Through the memoirs they're writing in their extension class, the reader gets to glimpse their past lives and it's a great way to go back in time within the confines of the book. The most interesting thing the women in the memoir class learn is that "the memoir is not and should never be confused with the truth...As a result, truth belongs to the teller." So, while the memoir is the "teller's" truth, it might not essentially be "the truth." While writing these memoirs, each of these women will come upon secrets in their past that might not be as truthful as they want their pasts to be.
I highly recommend this book and encourage the reader to join these women as they delve into their pasts and form a new future together at the same time.
I would, however, be remiss if I didn't mention something that almost ruined this book for me. In the first sentence of the "Acknowledgments", the author thanks her editor for her "wise editorial eye." My advice to her editor is twofold...get a pair of eyeglasses and go back and get a refresher course in English grammar. There are no less than twenty different errors in this book. When I hit the first one or two, I shook my head and moved on. When there got to be more than one on the same page, I got angry. If we as readers are willing to spend good money on a hardcover book, I realize that the publisher can't always guarantee that we'll love the story but they should be promising a well-edited book. Shame on you St. Martin's Press.

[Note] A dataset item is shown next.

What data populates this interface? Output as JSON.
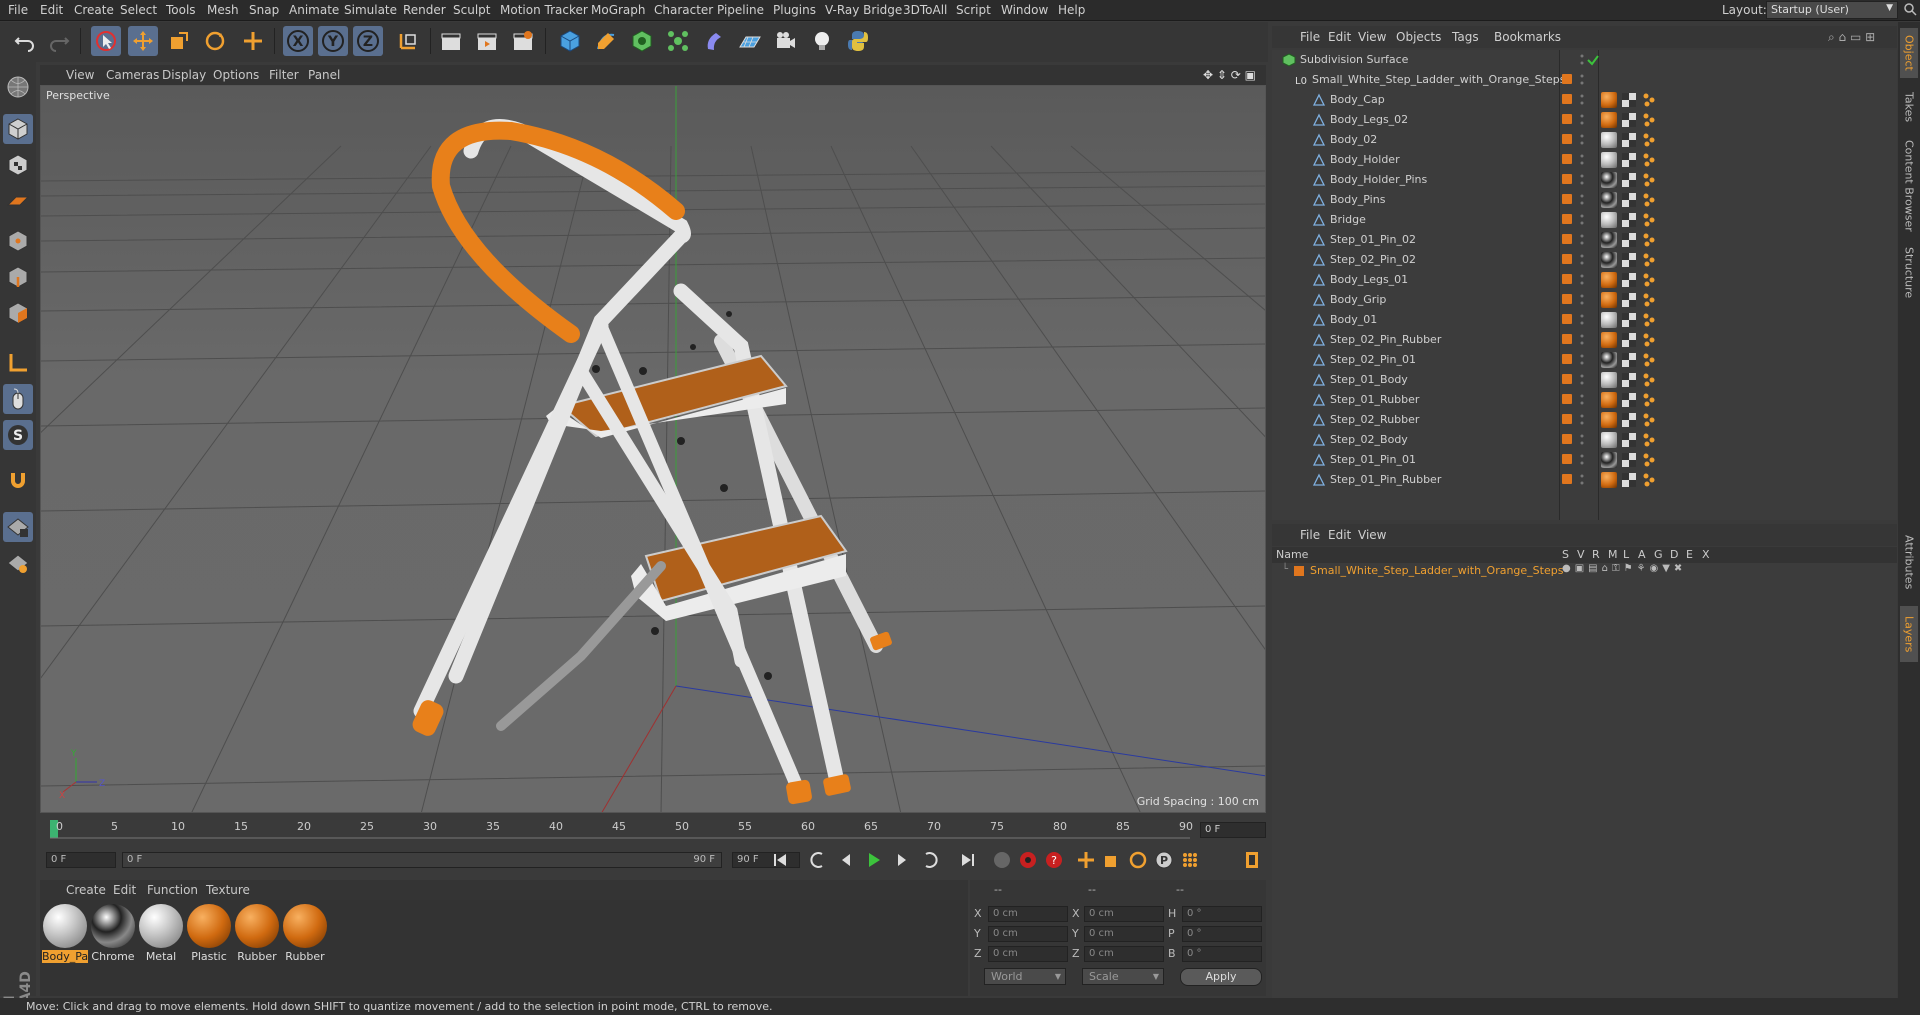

The premise of the book -- the memoir class -- is great, and a lot of it rings true to the memoir classes that I've taken: how everyone seems to have a sad, or even tragic, story in them somewhere. The writing is also quite good. But some of the plot twists seem thin and contrived, and there's no good resolution for a lot of the stories. Things are far too easy in a number of cases, such as the "Talking Kimono" (which is a fun concept.) A few twists are almost nauseatingly unbelievable.
There were also some curious structural choices. Why are some of the vignettes in first person and others in third? This was disorienting. Also, though Nell was clearly a main character, SHE never actually wrote a memoir, which seemed unbalanced. Come on -- after everybody else discovers things about themselves through looking hard at their pasts, it's hard to buy that her past of "Micks and Poles" doesn't have anything interesting in it at all.
A good read. But it has problems.